Each team plays once against each other in the preliminary round. A win is assessed with three points, a draw with one point. The first and second in the groups reach the quarter-finals, while the third and fourth in the groups are eliminated. If two or more teams have the same number of points, there are several criteria that determine a decision. First, the better goal ratio counts. If this is also the same, the number of goals scored counts. From 2015, the number of participants was increased from 16 to 24. As a result of this, the four best third players in their respective groups will move on to the next round between 1986 and 1994, as they did for men. An additional round of sixteen will now be played.

The knockout system will continue from the quarter-finals and from 2015 the round of sixteen. This means that only the winner enters the next round, while the loser is eliminated. If there is a draw after the regular 90 minutes, the game goes into extra time. At the 1999 and 2003 World Championships, extra time was played according to the golden goal rule, i.e. the team that scores the first goal in extra time wins the game. The German team became world champion in 2003 thanks to such a Golden Goal by Nia Künzer. This rule was however abolished again, so that since 2007 again a complete overtime is played. If after the extra time still no winner is certain, the game is decided in the penalty shootout.

In the quarter-finals until 2011, the first group players met a second group player from another group in the preliminary round.
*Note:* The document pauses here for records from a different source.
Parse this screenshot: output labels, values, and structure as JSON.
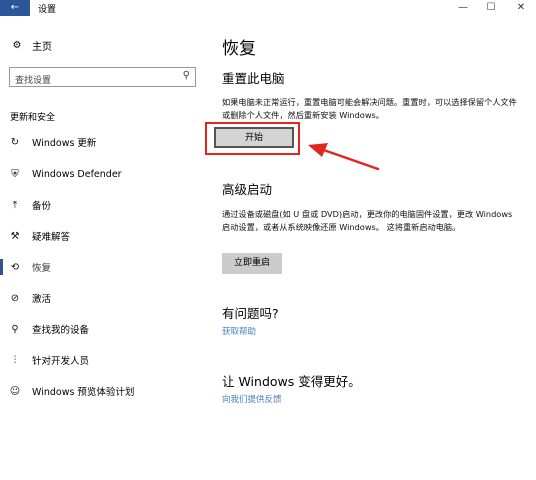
{
  "window": {
    "back_glyph": "←",
    "title": "设置",
    "min_glyph": "—",
    "max_glyph": "☐",
    "close_glyph": "✕"
  },
  "sidebar": {
    "home_label": "主页",
    "search_placeholder": "查找设置",
    "section_title": "更新和安全",
    "items": [
      {
        "label": "Windows 更新",
        "icon": "refresh-icon",
        "glyph": "↻"
      },
      {
        "label": "Windows Defender",
        "icon": "shield-icon",
        "glyph": "⛨"
      },
      {
        "label": "备份",
        "icon": "backup-icon",
        "glyph": "⤒"
      },
      {
        "label": "疑难解答",
        "icon": "wrench-icon",
        "glyph": "⚒"
      },
      {
        "label": "恢复",
        "icon": "recovery-icon",
        "glyph": "⟲"
      },
      {
        "label": "激活",
        "icon": "check-circle-icon",
        "glyph": "⊘"
      },
      {
        "label": "查找我的设备",
        "icon": "person-device-icon",
        "glyph": "⚲"
      },
      {
        "label": "针对开发人员",
        "icon": "developer-icon",
        "glyph": "⫶"
      },
      {
        "label": "Windows 预览体验计划",
        "icon": "insider-icon",
        "glyph": "☺"
      }
    ],
    "active_index": 4
  },
  "main": {
    "page_title": "恢复",
    "reset": {
      "heading": "重置此电脑",
      "description": "如果电脑未正常运行，重置电脑可能会解决问题。重置时，可以选择保留个人文件或删除个人文件，然后重新安装 Windows。",
      "button_label": "开始"
    },
    "advanced": {
      "heading": "高级启动",
      "description": "通过设备或磁盘(如 U 盘或 DVD)启动，更改你的电脑固件设置，更改 Windows 启动设置，或者从系统映像还原 Windows。 这将重新启动电脑。",
      "button_label": "立即重启"
    },
    "help": {
      "heading": "有问题吗?",
      "link": "获取帮助"
    },
    "feedback": {
      "heading": "让 Windows 变得更好。",
      "link": "向我们提供反馈"
    }
  },
  "colors": {
    "accent": "#2b579a",
    "link": "#4d7fb8",
    "annotation": "#e0261f",
    "button": "#cccccc"
  }
}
At the earliest, two teams from the same group in the preliminary round could meet again in the final or in the match for 3rd place. The losers of the semi-final will play for third place in the so-called “small final”. The winners of the semi-finals play for the world championship title in the final. The World Champion receives a trophy and may carry the title until the next World Championship.

In 2007 the participants received prize money for the first time. In 2011 the amount was increased, the World Champion received $ 1,000,000 in prize money and the runner-up received $ 800,000. The FIFA 2007 expansion of the field from 16 to 24 teams at the 2011 World Cup was initially rejected. It is only since the 2015 World Cup that 24 teams have been playing, including the first round of 16.

The bidding process for the 2019 World Cup was opened in March 2014. Like the organisers of the two tournaments in 2011 and 2015, the 2019 organiser will, if possible, also host the U-20 World Cup the year before, which, like the FIFA Confederations Cup, is regarded by men as a dress rehearsal for the World Cup finals.

Former regulations

At the first two World Championships only 12 national teams took part in the tournament. The teams were divided into three groups of four teams each. In addition to the group winners and runners-up, the two best third-placed teams reached the quarter-finals.

For the 1999 World Cup, the field was increased from 12 to 16 teams. In addition, the so-called golden goal rule applied, which was abolished in 2004. In 1991, the playing time was 2 × 40 minutes; possibly extended by 2 × 10 minutes, as in two matches in the quarter-finals. Since 1995, the normal male rules have applied, with 2 × 45 minutes and 2 × 15 minutes overtime.

In 1991 the squad consisted of 18 female players, from 1995 to 2003 there were 20, from 2007 to 2011 there were 21 and since 2015 there have been 23. In 1991, 1999 and 2003 there were two goalkeepers in the squad, in 1995 and again in 2007 there were three.

First participations

There were a total of 32 different participants in the seven World Cup finals held so far. Brazil, Germany, Japan, Nigeria, Norway, Sweden and the USA have participated in all tournaments so far.